Work order =
The answer must consist of every line below that contains the word "this".

*** Data to use Section Begins ***

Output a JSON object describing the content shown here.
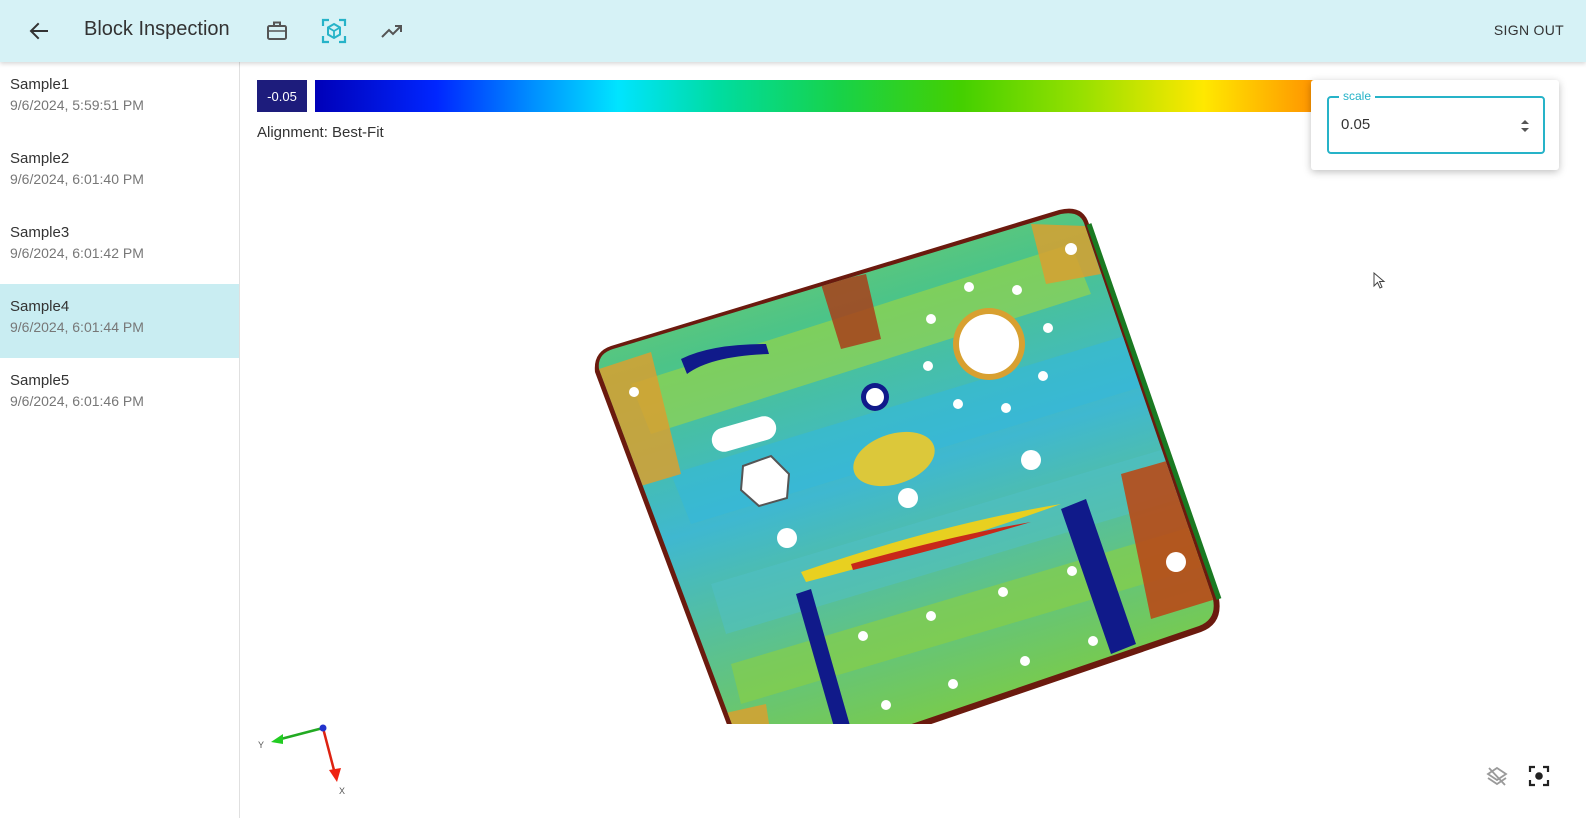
{
  "header": {
    "title": "Block Inspection",
    "sign_out_label": "SIGN OUT",
    "nav_icons": [
      "briefcase-icon",
      "scan-3d-icon",
      "trending-up-icon"
    ],
    "active_nav": "scan-3d-icon"
  },
  "samples": [
    {
      "name": "Sample1",
      "time": "9/6/2024, 5:59:51 PM"
    },
    {
      "name": "Sample2",
      "time": "9/6/2024, 6:01:40 PM"
    },
    {
      "name": "Sample3",
      "time": "9/6/2024, 6:01:42 PM"
    },
    {
      "name": "Sample4",
      "time": "9/6/2024, 6:01:44 PM"
    },
    {
      "name": "Sample5",
      "time": "9/6/2024, 6:01:46 PM"
    }
  ],
  "selected_sample": "Sample4",
  "viewer": {
    "colorbar_min": "-0.05",
    "alignment_text": "Alignment: Best-Fit",
    "scale": {
      "label": "scale",
      "value": "0.05"
    },
    "axes": {
      "y_label": "Y",
      "x_label": "X"
    },
    "tools": [
      "layers-off-icon",
      "focus-frame-icon"
    ]
  },
  "colors": {
    "header_bg": "#d6f2f6",
    "accent": "#26b3c8",
    "selected_row": "#c9edf2"
  }
}
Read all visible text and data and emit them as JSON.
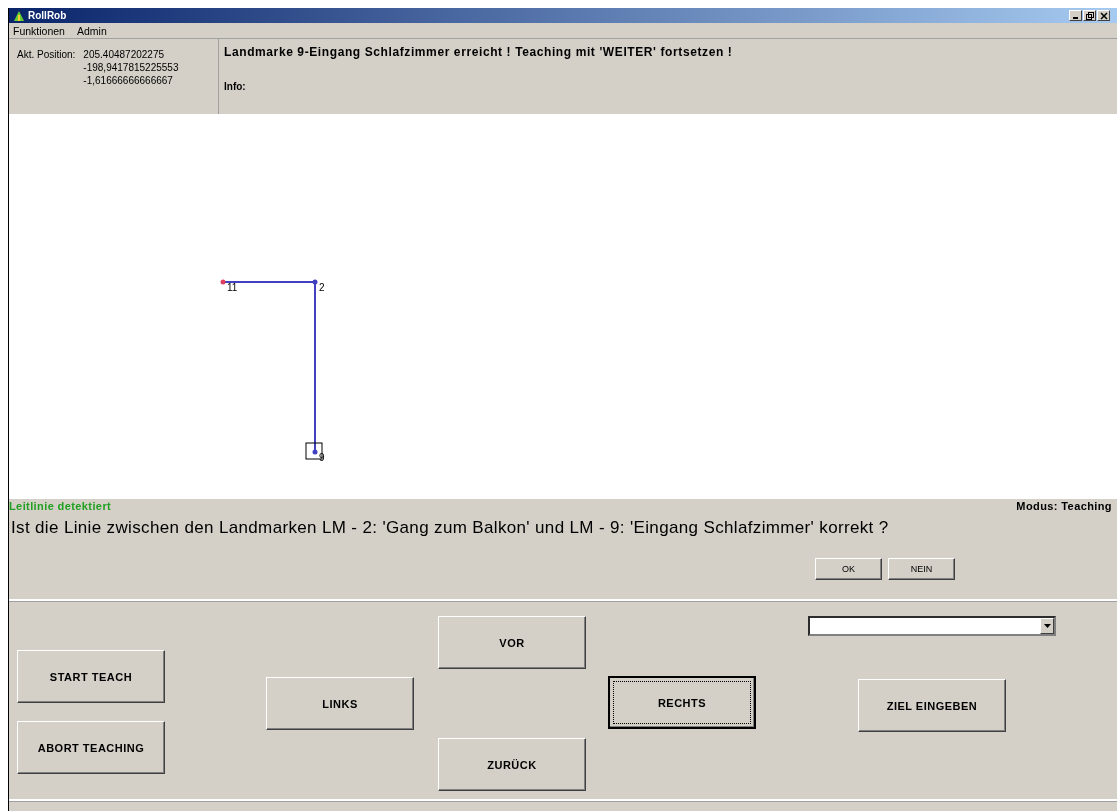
{
  "window": {
    "title": "RollRob"
  },
  "menu": [
    {
      "label": "Funktionen"
    },
    {
      "label": "Admin"
    }
  ],
  "position": {
    "label": "Akt. Position:",
    "values": [
      "205.40487202275",
      "-198,9417815225553",
      "-1,61666666666667"
    ]
  },
  "message": {
    "text": "Landmarke 9-Eingang Schlafzimmer erreicht ! Teaching mit 'WEITER' fortsetzen !",
    "info_label": "Info:"
  },
  "map": {
    "nodes": [
      {
        "label": "11",
        "start": true
      },
      {
        "label": "2",
        "start": false
      },
      {
        "label": "9",
        "start": false
      }
    ]
  },
  "status": {
    "left": "Leitlinie detektiert",
    "right": "Modus: Teaching"
  },
  "question": {
    "text": "Ist die Linie zwischen den Landmarken LM - 2: 'Gang zum Balkon' und LM - 9: 'Eingang Schlafzimmer' korrekt ?",
    "buttons": [
      {
        "label": "OK"
      },
      {
        "label": "NEIN"
      }
    ]
  },
  "controls": [
    {
      "label": "START TEACH",
      "focused": false
    },
    {
      "label": "ABORT TEACHING",
      "focused": false
    },
    {
      "label": "LINKS",
      "focused": false
    },
    {
      "label": "VOR",
      "focused": false
    },
    {
      "label": "ZURÜCK",
      "focused": false
    },
    {
      "label": "RECHTS",
      "focused": true
    },
    {
      "label": "ZIEL EINGEBEN",
      "focused": false
    }
  ]
}
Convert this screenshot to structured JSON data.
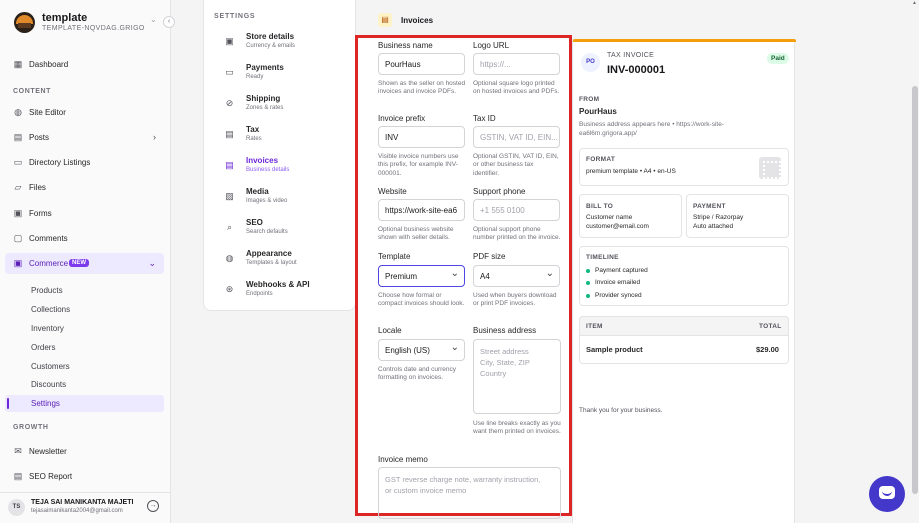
{
  "workspace": {
    "name": "template",
    "subtitle": "TEMPLATE-NQVDAG.GRIGOR..."
  },
  "sidebar": {
    "dashboard": "Dashboard",
    "content_label": "CONTENT",
    "site_editor": "Site Editor",
    "posts": "Posts",
    "directory": "Directory Listings",
    "files": "Files",
    "forms": "Forms",
    "comments": "Comments",
    "commerce": "Commerce",
    "commerce_badge": "NEW",
    "commerce_sub": [
      "Products",
      "Collections",
      "Inventory",
      "Orders",
      "Customers",
      "Discounts",
      "Settings"
    ],
    "growth_label": "GROWTH",
    "newsletter": "Newsletter",
    "seo_report": "SEO Report"
  },
  "user": {
    "initials": "TS",
    "name": "TEJA SAI MANIKANTA MAJETI",
    "email": "tejasaimanikanta2004@gmail.com"
  },
  "settings_menu": {
    "title": "SETTINGS",
    "items": [
      {
        "title": "Store details",
        "desc": "Currency & emails",
        "icon": "store-icon"
      },
      {
        "title": "Payments",
        "desc": "Ready",
        "icon": "card-icon"
      },
      {
        "title": "Shipping",
        "desc": "Zones & rates",
        "icon": "truck-icon"
      },
      {
        "title": "Tax",
        "desc": "Rates",
        "icon": "receipt-icon"
      },
      {
        "title": "Invoices",
        "desc": "Business details",
        "icon": "invoice-icon"
      },
      {
        "title": "Media",
        "desc": "Images & video",
        "icon": "image-icon"
      },
      {
        "title": "SEO",
        "desc": "Search defaults",
        "icon": "search-icon"
      },
      {
        "title": "Appearance",
        "desc": "Templates & layout",
        "icon": "palette-icon"
      },
      {
        "title": "Webhooks & API",
        "desc": "Endpoints",
        "icon": "webhook-icon"
      }
    ]
  },
  "page": {
    "title": "Invoices"
  },
  "form": {
    "business_name": {
      "label": "Business name",
      "value": "PourHaus",
      "help": "Shown as the seller on hosted invoices and invoice PDFs."
    },
    "logo_url": {
      "label": "Logo URL",
      "placeholder": "https://...",
      "help": "Optional square logo printed on hosted invoices and PDFs."
    },
    "invoice_prefix": {
      "label": "Invoice prefix",
      "value": "INV",
      "help": "Visible invoice numbers use this prefix, for example INV-000001."
    },
    "tax_id": {
      "label": "Tax ID",
      "placeholder": "GSTIN, VAT ID, EIN...",
      "help": "Optional GSTIN, VAT ID, EIN, or other business tax identifier."
    },
    "website": {
      "label": "Website",
      "value": "https://work-site-ea6",
      "help": "Optional business website shown with seller details."
    },
    "support_phone": {
      "label": "Support phone",
      "placeholder": "+1 555 0100",
      "help": "Optional support phone number printed on the invoice."
    },
    "template": {
      "label": "Template",
      "value": "Premium",
      "help": "Choose how formal or compact invoices should look."
    },
    "pdf_size": {
      "label": "PDF size",
      "value": "A4",
      "help": "Used when buyers download or print PDF invoices."
    },
    "locale": {
      "label": "Locale",
      "value": "English (US)",
      "help": "Controls date and currency formatting on invoices."
    },
    "business_address": {
      "label": "Business address",
      "placeholder_lines": [
        "Street address",
        "City, State, ZIP",
        "Country"
      ],
      "help": "Use line breaks exactly as you want them printed on invoices."
    },
    "invoice_memo": {
      "label": "Invoice memo",
      "placeholder_lines": [
        "GST reverse charge note, warranty instruction,",
        "or custom invoice memo"
      ]
    }
  },
  "preview": {
    "initials": "PO",
    "doc_type": "TAX INVOICE",
    "number": "INV-000001",
    "status": "Paid",
    "from_label": "FROM",
    "from_name": "PourHaus",
    "from_note": [
      "Business address appears here • https://work-site-",
      "ea6l6m.grigora.app/"
    ],
    "format_label": "FORMAT",
    "format_value": "premium template • A4 • en-US",
    "bill_to_label": "BILL TO",
    "bill_to_name": "Customer name",
    "bill_to_email": "customer@email.com",
    "payment_label": "PAYMENT",
    "payment_provider": "Stripe / Razorpay",
    "payment_note": "Auto attached",
    "timeline_label": "TIMELINE",
    "timeline": [
      "Payment captured",
      "Invoice emailed",
      "Provider synced"
    ],
    "item_header": "ITEM",
    "total_header": "TOTAL",
    "item_name": "Sample product",
    "item_total": "$29.00",
    "footer": "Thank you for your business."
  },
  "colors": {
    "accent": "#6d28d9",
    "highlight": "#dc2626",
    "paid": "#166534",
    "banner": "#f59e0b"
  }
}
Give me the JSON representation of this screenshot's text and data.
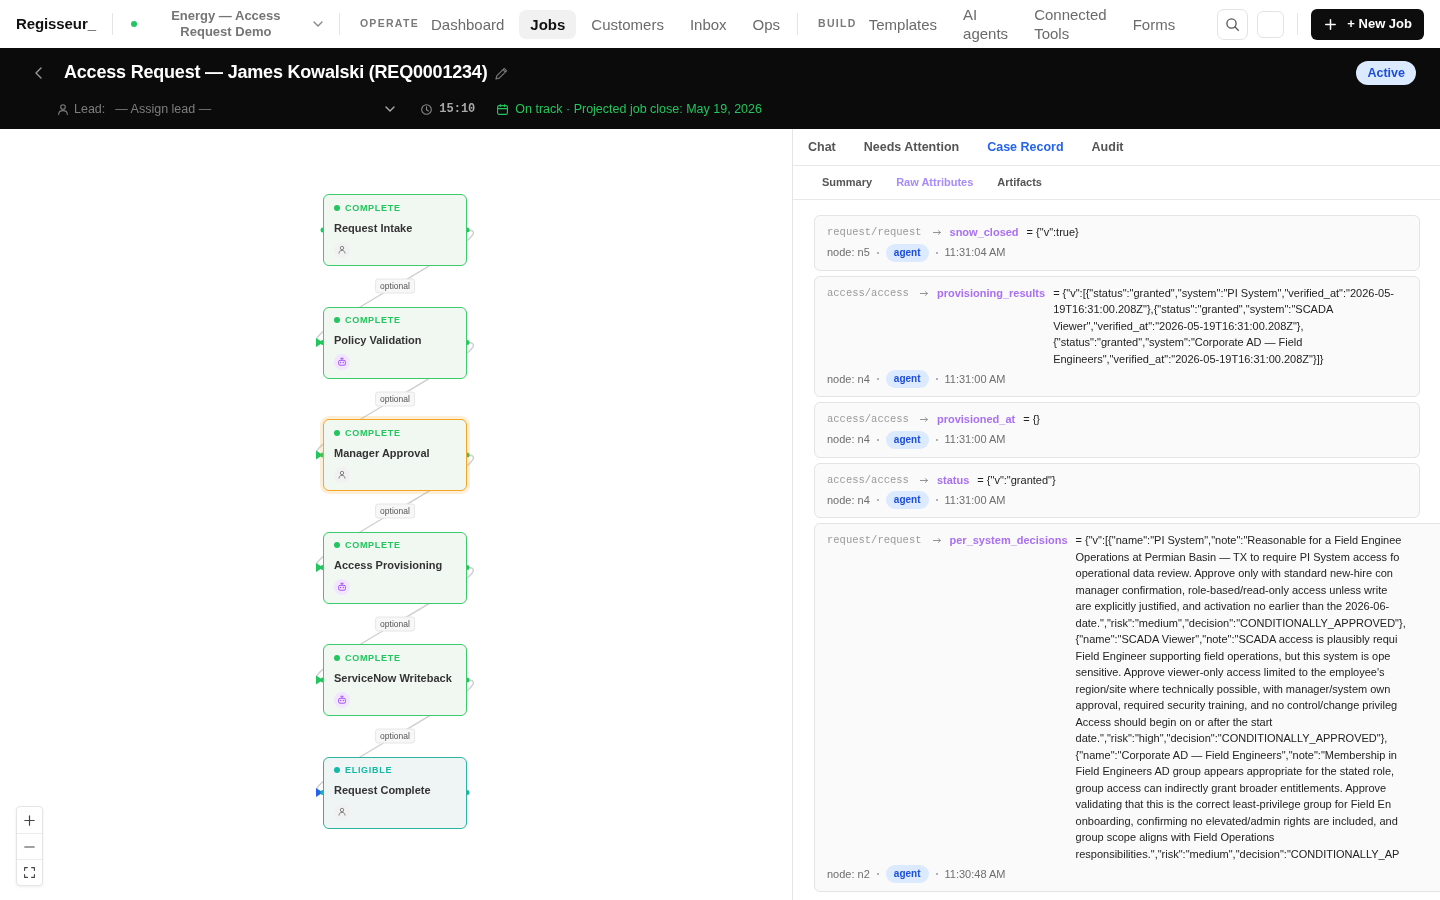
{
  "app": {
    "name": "Regisseur_"
  },
  "workspace": {
    "name": "Energy — Access Request Demo"
  },
  "nav": [
    {
      "section": "OPERATE",
      "items": [
        {
          "label": "Dashboard",
          "selected": false
        },
        {
          "label": "Jobs",
          "selected": true
        },
        {
          "label": "Customers",
          "selected": false
        },
        {
          "label": "Inbox",
          "selected": false
        },
        {
          "label": "Ops",
          "selected": false
        }
      ]
    },
    {
      "section": "BUILD",
      "items": [
        {
          "label": "Templates",
          "selected": false
        },
        {
          "label": "AI agents",
          "selected": false
        },
        {
          "label": "Connected Tools",
          "selected": false
        },
        {
          "label": "Forms",
          "selected": false
        }
      ]
    }
  ],
  "new_job_button": "+ New Job",
  "job": {
    "title": "Access Request — James Kowalski (REQ0001234)",
    "status": "Active",
    "lead": {
      "label": "Lead:",
      "placeholder": "— Assign lead —"
    },
    "timer": "15:10",
    "schedule": "On track · Projected job close: May 19, 2026"
  },
  "flow": {
    "nodes": [
      {
        "status": "COMPLETE",
        "kind": "complete",
        "title": "Request Intake",
        "automated": false,
        "selected": false
      },
      {
        "status": "COMPLETE",
        "kind": "complete",
        "title": "Policy Validation",
        "automated": true,
        "selected": false
      },
      {
        "status": "COMPLETE",
        "kind": "complete",
        "title": "Manager Approval",
        "automated": false,
        "selected": true
      },
      {
        "status": "COMPLETE",
        "kind": "complete",
        "title": "Access Provisioning",
        "automated": true,
        "selected": false
      },
      {
        "status": "COMPLETE",
        "kind": "complete",
        "title": "ServiceNow Writeback",
        "automated": true,
        "selected": false
      },
      {
        "status": "ELIGIBLE",
        "kind": "eligible",
        "title": "Request Complete",
        "automated": false,
        "selected": false
      }
    ],
    "edges": [
      {
        "label": "optional"
      },
      {
        "label": "optional"
      },
      {
        "label": "optional"
      },
      {
        "label": "optional"
      },
      {
        "label": "optional"
      }
    ]
  },
  "panel": {
    "tabs": [
      {
        "label": "Chat",
        "selected": false
      },
      {
        "label": "Needs Attention",
        "selected": false
      },
      {
        "label": "Case Record",
        "selected": true
      },
      {
        "label": "Audit",
        "selected": false
      }
    ],
    "subtabs": [
      {
        "label": "Summary",
        "selected": false
      },
      {
        "label": "Raw Attributes",
        "selected": true
      },
      {
        "label": "Artifacts",
        "selected": false
      }
    ],
    "attributes": [
      {
        "source": "request/request",
        "key": "snow_closed",
        "value": "= {\"v\":true}",
        "node": "node: n5",
        "actor": "agent",
        "time": "11:31:04 AM"
      },
      {
        "source": "access/access",
        "key": "provisioning_results",
        "value": "= {\"v\":[{\"status\":\"granted\",\"system\":\"PI System\",\"verified_at\":\"2026-05-19T16:31:00.208Z\"},{\"status\":\"granted\",\"system\":\"SCADA Viewer\",\"verified_at\":\"2026-05-19T16:31:00.208Z\"},{\"status\":\"granted\",\"system\":\"Corporate AD — Field Engineers\",\"verified_at\":\"2026-05-19T16:31:00.208Z\"}]}",
        "node": "node: n4",
        "actor": "agent",
        "time": "11:31:00 AM"
      },
      {
        "source": "access/access",
        "key": "provisioned_at",
        "value": "= {}",
        "node": "node: n4",
        "actor": "agent",
        "time": "11:31:00 AM"
      },
      {
        "source": "access/access",
        "key": "status",
        "value": "= {\"v\":\"granted\"}",
        "node": "node: n4",
        "actor": "agent",
        "time": "11:31:00 AM"
      },
      {
        "source": "request/request",
        "key": "per_system_decisions",
        "value_lines": [
          "= {\"v\":[{\"name\":\"PI System\",\"note\":\"Reasonable for a Field Enginee",
          "Operations at Permian Basin — TX to require PI System access fo",
          "operational data review. Approve only with standard new-hire con",
          "manager confirmation, role-based/read-only access unless write",
          "are explicitly justified, and activation no earlier than the 2026-06-",
          "date.\",\"risk\":\"medium\",\"decision\":\"CONDITIONALLY_APPROVED\"},",
          "{\"name\":\"SCADA Viewer\",\"note\":\"SCADA access is plausibly requi",
          "Field Engineer supporting field operations, but this system is ope",
          "sensitive. Approve viewer-only access limited to the employee's",
          "region/site where technically possible, with manager/system own",
          "approval, required security training, and no control/change privileg",
          "Access should begin on or after the start",
          "date.\",\"risk\":\"high\",\"decision\":\"CONDITIONALLY_APPROVED\"},",
          "{\"name\":\"Corporate AD — Field Engineers\",\"note\":\"Membership in",
          "Field Engineers AD group appears appropriate for the stated role,",
          "group access can indirectly grant broader entitlements. Approve",
          "validating that this is the correct least-privilege group for Field En",
          "onboarding, confirming no elevated/admin rights are included, and",
          "group scope aligns with Field Operations",
          "responsibilities.\",\"risk\":\"medium\",\"decision\":\"CONDITIONALLY_AP"
        ],
        "node": "node: n2",
        "actor": "agent",
        "time": "11:30:48 AM"
      }
    ]
  }
}
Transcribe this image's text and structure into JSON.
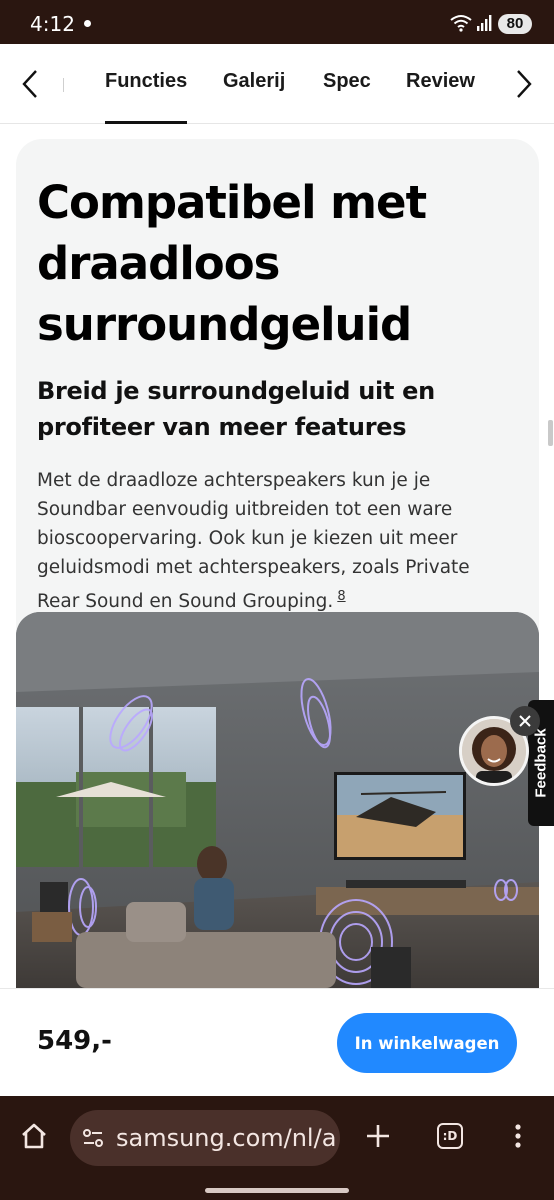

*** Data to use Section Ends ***

Answer space =
Convert this screenshot to structured JSON data.
      "help": "Visible invoice numbers use this prefix, for example INV-000001."
Give me the JSON representation of this screenshot's text and data.
          "Field Engineer supporting field operations, but this system is ope",
          "validating that this is the correct least-privilege group for Field En",
Transcribe this image's text and structure into JSON.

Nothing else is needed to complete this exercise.